Your task :: Wherever the string "icon" turns up in the data, copy the whole line.

Records contained in a dataset ::
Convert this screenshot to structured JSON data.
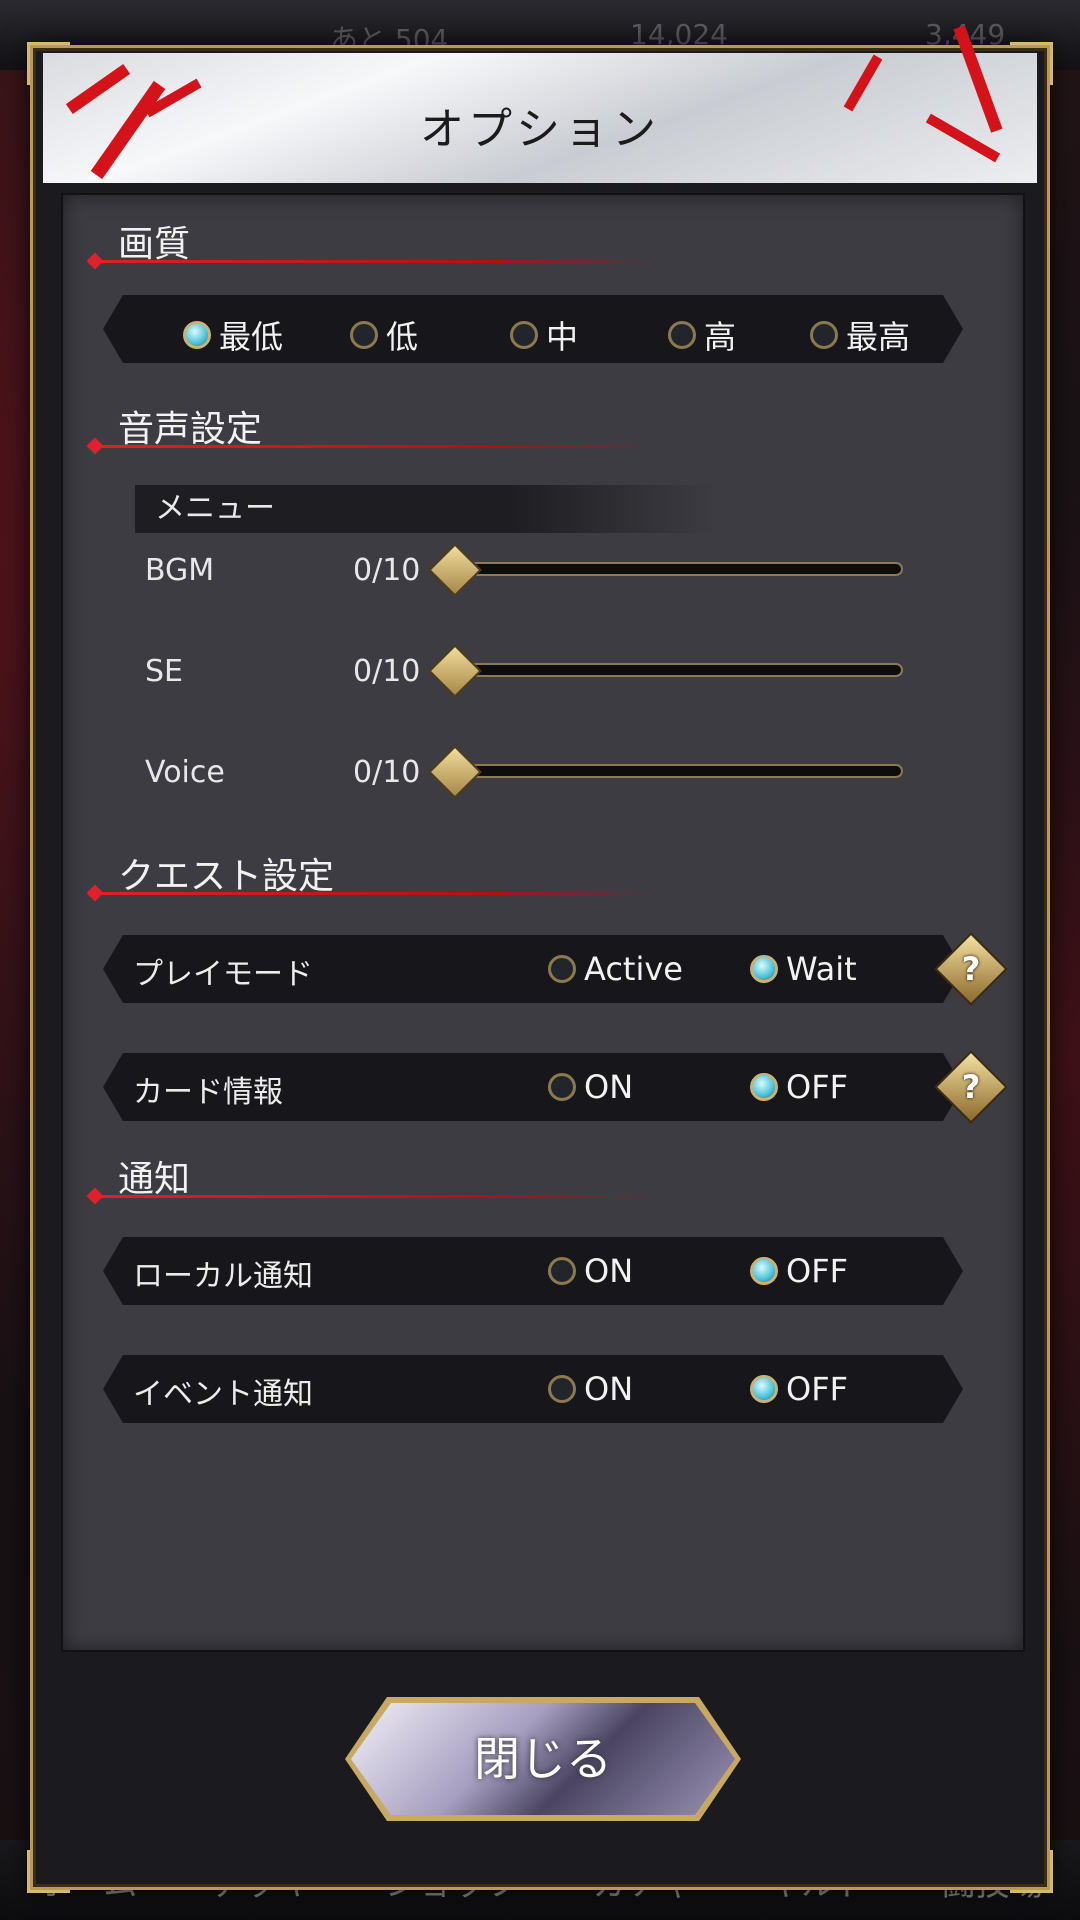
{
  "title": "オプション",
  "quality": {
    "heading": "画質",
    "options": [
      {
        "label": "最低",
        "selected": true
      },
      {
        "label": "低",
        "selected": false
      },
      {
        "label": "中",
        "selected": false
      },
      {
        "label": "高",
        "selected": false
      },
      {
        "label": "最高",
        "selected": false
      }
    ]
  },
  "audio": {
    "heading": "音声設定",
    "subheading": "メニュー",
    "sliders": [
      {
        "label": "BGM",
        "value": "0/10"
      },
      {
        "label": "SE",
        "value": "0/10"
      },
      {
        "label": "Voice",
        "value": "0/10"
      }
    ]
  },
  "quest": {
    "heading": "クエスト設定",
    "rows": [
      {
        "label": "プレイモード",
        "opt1": "Active",
        "opt2": "Wait",
        "selected": "opt2",
        "help": "?"
      },
      {
        "label": "カード情報",
        "opt1": "ON",
        "opt2": "OFF",
        "selected": "opt2",
        "help": "?"
      }
    ]
  },
  "notify": {
    "heading": "通知",
    "rows": [
      {
        "label": "ローカル通知",
        "opt1": "ON",
        "opt2": "OFF",
        "selected": "opt2"
      },
      {
        "label": "イベント通知",
        "opt1": "ON",
        "opt2": "OFF",
        "selected": "opt2"
      }
    ]
  },
  "close_label": "閉じる",
  "background": {
    "top": [
      "あと 504",
      "14,024",
      "3,449"
    ],
    "nav": [
      "ホーム",
      "デッキ",
      "ショップ",
      "ガチャ",
      "ギルド",
      "闘技場"
    ]
  }
}
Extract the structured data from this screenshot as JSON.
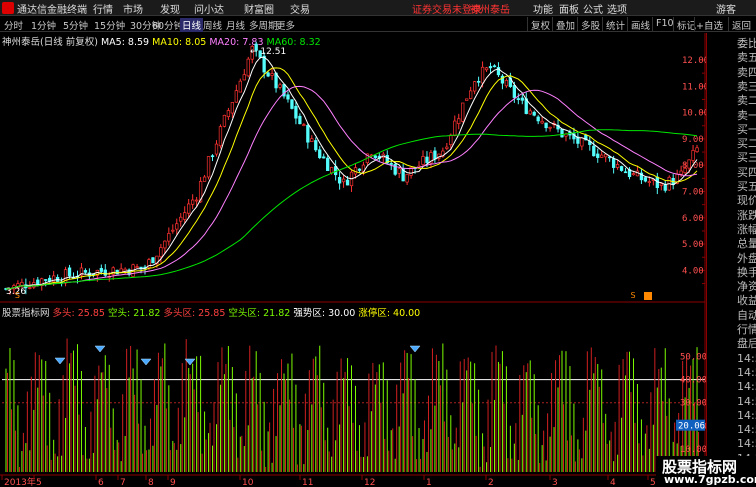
{
  "titlebar": {
    "app": "通达信金融终端",
    "menus": [
      "行情",
      "市场",
      "发现",
      "问小达",
      "财富圈",
      "交易"
    ],
    "notice": "证券交易未登录",
    "notice_stock": "神州泰岳",
    "right_menus": [
      "功能",
      "面板",
      "公式",
      "选项"
    ],
    "guest": "游客"
  },
  "toolbar": {
    "periods": [
      "分时",
      "1分钟",
      "5分钟",
      "15分钟",
      "30分钟",
      "60分钟",
      "日线",
      "周线",
      "月线",
      "多周期",
      "更多"
    ],
    "selected": "日线",
    "buttons": [
      "复权",
      "叠加",
      "多股",
      "统计",
      "画线",
      "F10",
      "标记",
      "+自选",
      "返回"
    ]
  },
  "main_info": {
    "stock": "神州泰岳(日线 前复权)",
    "ma5": "MA5: 8.59",
    "ma10": "MA10: 8.05",
    "ma20": "MA20: 7.83",
    "ma60": "MA60: 8.32"
  },
  "price_axis": [
    "12.00",
    "11.00",
    "10.00",
    "9.00",
    "8.00",
    "7.00",
    "6.00",
    "5.00",
    "4.00"
  ],
  "high_label": "12.51",
  "low_label": "3.26",
  "sub_info": {
    "name": "股票指标网",
    "duotou": "多头: 25.85",
    "kongtou": "空头: 21.82",
    "duotouqu": "多头区: 25.85",
    "kongtouqu": "空头区: 21.82",
    "qiangshi": "强势区: 30.00",
    "zhangting": "涨停区: 40.00"
  },
  "sub_axis": [
    "50.00",
    "40.00",
    "30.00",
    "20.00",
    "10.00",
    "0.00"
  ],
  "sub_value": "20.06",
  "dates": [
    "2013年",
    "5",
    "6",
    "7",
    "8",
    "9",
    "10",
    "11",
    "12",
    "1",
    "2",
    "3",
    "4",
    "5"
  ],
  "right_panel": [
    "委比",
    "卖五",
    "卖四",
    "卖三",
    "卖二",
    "卖一",
    "买一",
    "买二",
    "买三",
    "买四",
    "买五",
    "现价",
    "涨跌",
    "涨幅",
    "总量",
    "外盘",
    "换手",
    "净资",
    "收益",
    "自动",
    "行情",
    "盘后",
    "14:50",
    "14:50",
    "14:50",
    "14:50",
    "14:50",
    "14:50",
    "14:50",
    "14:50"
  ],
  "watermark": {
    "title": "股票指标网",
    "url": "www.7gpzb.com"
  },
  "colors": {
    "up": "#ff3232",
    "down": "#54fcfc",
    "ma5": "#ffffff",
    "ma10": "#ffff00",
    "ma20": "#ff80ff",
    "ma60": "#00e600",
    "sub_red": "#d02020",
    "sub_green": "#7cfc00"
  }
}
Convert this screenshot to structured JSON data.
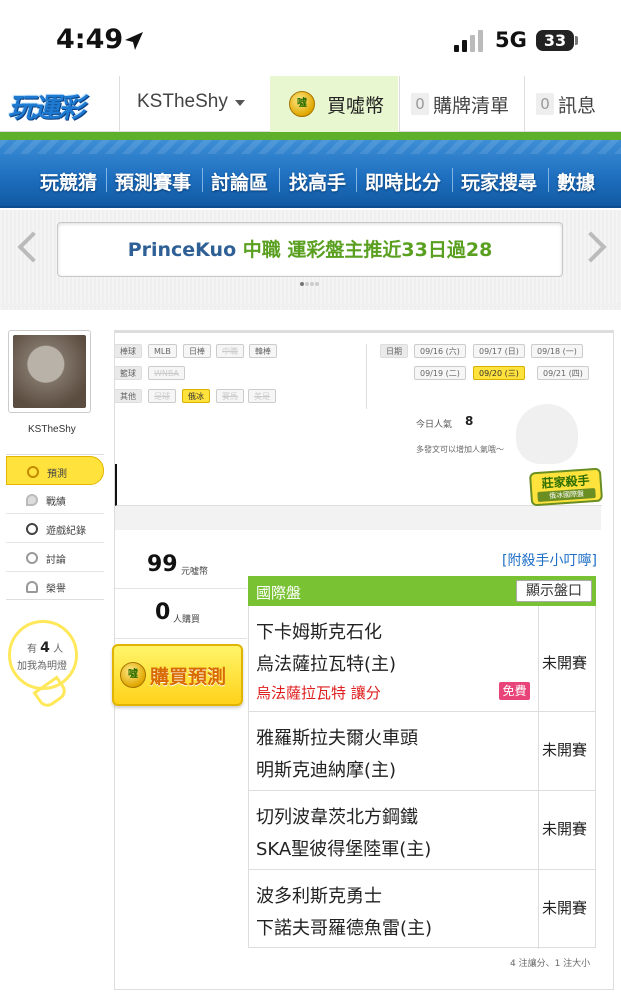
{
  "status_bar": {
    "time": "4:49",
    "network": "5G",
    "battery": "33"
  },
  "top_nav": {
    "logo": "玩運彩",
    "username": "KSTheShy",
    "buy_coins": "買噓幣",
    "coin_glyph": "噓",
    "cart_count": "0",
    "cart_label": "購牌清單",
    "msg_count": "0",
    "msg_label": "訊息"
  },
  "main_nav": [
    "玩競猜",
    "預測賽事",
    "討論區",
    "找高手",
    "即時比分",
    "玩家搜尋",
    "數據"
  ],
  "banner": {
    "name": "PrinceKuo",
    "league": "中職",
    "text": "運彩盤主推近33日過28"
  },
  "sidebar": {
    "username": "KSTheShy",
    "items": [
      {
        "label": "預測",
        "icon": "target-icon",
        "active": true
      },
      {
        "label": "戰績",
        "icon": "chat-icon"
      },
      {
        "label": "遊戲紀錄",
        "icon": "circle-icon"
      },
      {
        "label": "討論",
        "icon": "compass-icon"
      },
      {
        "label": "榮譽",
        "icon": "medal-icon"
      }
    ],
    "fans_prefix": "有",
    "fans_count": "4",
    "fans_suffix": "人",
    "fans_label": "加我為明燈"
  },
  "filters": {
    "baseball": {
      "label": "棒球",
      "tags": [
        "MLB",
        "日棒",
        "中職",
        "韓棒"
      ]
    },
    "basketball": {
      "label": "籃球",
      "tags": [
        "WNBA"
      ]
    },
    "other": {
      "label": "其他",
      "tags": [
        "足球",
        "俄冰",
        "賽馬",
        "美足"
      ]
    },
    "date_label": "日期",
    "dates": [
      "09/16 (六)",
      "09/17 (日)",
      "09/18 (一)",
      "09/19 (二)",
      "09/20 (三)",
      "09/21 (四)"
    ]
  },
  "popularity": {
    "label": "今日人氣",
    "value": "8",
    "hint": "多發文可以增加人氣哦～"
  },
  "badge": {
    "title": "莊家殺手",
    "subtitle": "俄冰國際盤"
  },
  "stats": {
    "coins_value": "99",
    "coins_unit": "元噓幣",
    "buyers_value": "0",
    "buyers_unit": "人購買"
  },
  "buy_button": "購買預測",
  "tip_link": "[附殺手小叮嚀]",
  "table": {
    "title": "國際盤",
    "show_button": "顯示盤口",
    "rows": [
      {
        "away": "下卡姆斯克石化",
        "home": "烏法薩拉瓦特(主)",
        "status": "未開賽",
        "pick": "烏法薩拉瓦特  讓分",
        "badge": "免費"
      },
      {
        "away": "雅羅斯拉夫爾火車頭",
        "home": "明斯克迪納摩(主)",
        "status": "未開賽"
      },
      {
        "away": "切列波韋茨北方鋼鐵",
        "home": "SKA聖彼得堡陸軍(主)",
        "status": "未開賽"
      },
      {
        "away": "波多利斯克勇士",
        "home": "下諾夫哥羅德魚雷(主)",
        "status": "未開賽"
      }
    ],
    "footer": "4 注讓分、1 注大小"
  }
}
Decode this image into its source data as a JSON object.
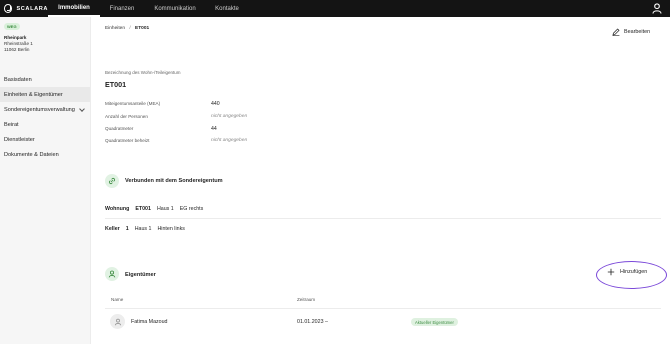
{
  "app": {
    "brand": "SCALARA",
    "nav": [
      "Immobilien",
      "Finanzen",
      "Kommunikation",
      "Kontakte"
    ],
    "active_nav": "Immobilien"
  },
  "sidebar": {
    "badge": "WEG",
    "property_name": "Rheinpark",
    "street": "Rheinstraße 1",
    "city": "11062 Berlin",
    "items": [
      {
        "label": "Basisdaten"
      },
      {
        "label": "Einheiten & Eigentümer"
      },
      {
        "label": "Sondereigentumsverwaltung"
      },
      {
        "label": "Beirat"
      },
      {
        "label": "Dienstleister"
      },
      {
        "label": "Dokumente & Dateien"
      }
    ]
  },
  "breadcrumb": {
    "parent": "Einheiten",
    "separator": "/",
    "current": "ET001"
  },
  "header": {
    "edit_label": "Bearbeiten"
  },
  "unit": {
    "caption": "Bezeichnung des Wohn-/Teileigentum",
    "title": "ET001",
    "rows": [
      {
        "label": "Miteigentumsanteile (MEA)",
        "value": "440"
      },
      {
        "label": "Anzahl der Personen",
        "value": "nicht angegeben"
      },
      {
        "label": "Quadratmeter",
        "value": "44"
      },
      {
        "label": "Quadratmeter beheizt",
        "value": "nicht angegeben"
      }
    ]
  },
  "linked": {
    "title": "Verbunden mit dem Sondereigentum",
    "items": [
      {
        "type": "Wohnung",
        "id": "ET001",
        "building": "Haus 1",
        "location": "EG rechts"
      },
      {
        "type": "Keller",
        "id": "1",
        "building": "Haus 1",
        "location": "Hinten links"
      }
    ]
  },
  "owners": {
    "title": "Eigentümer",
    "add_label": "Hinzufügen",
    "columns": {
      "name": "Name",
      "period": "Zeitraum"
    },
    "rows": [
      {
        "name": "Fatima Mazoud",
        "period": "01.01.2023 –",
        "status": "Aktueller Eigentümer"
      }
    ]
  },
  "colors": {
    "topbar": "#141414",
    "accent_green": "#3a8a3f",
    "highlight_ring": "#7b49d9"
  }
}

Task answer ::
        "icon": "target-icon",
        "icon": "chat-icon"
        "icon": "circle-icon"
        "icon": "compass-icon"
        "icon": "medal-icon"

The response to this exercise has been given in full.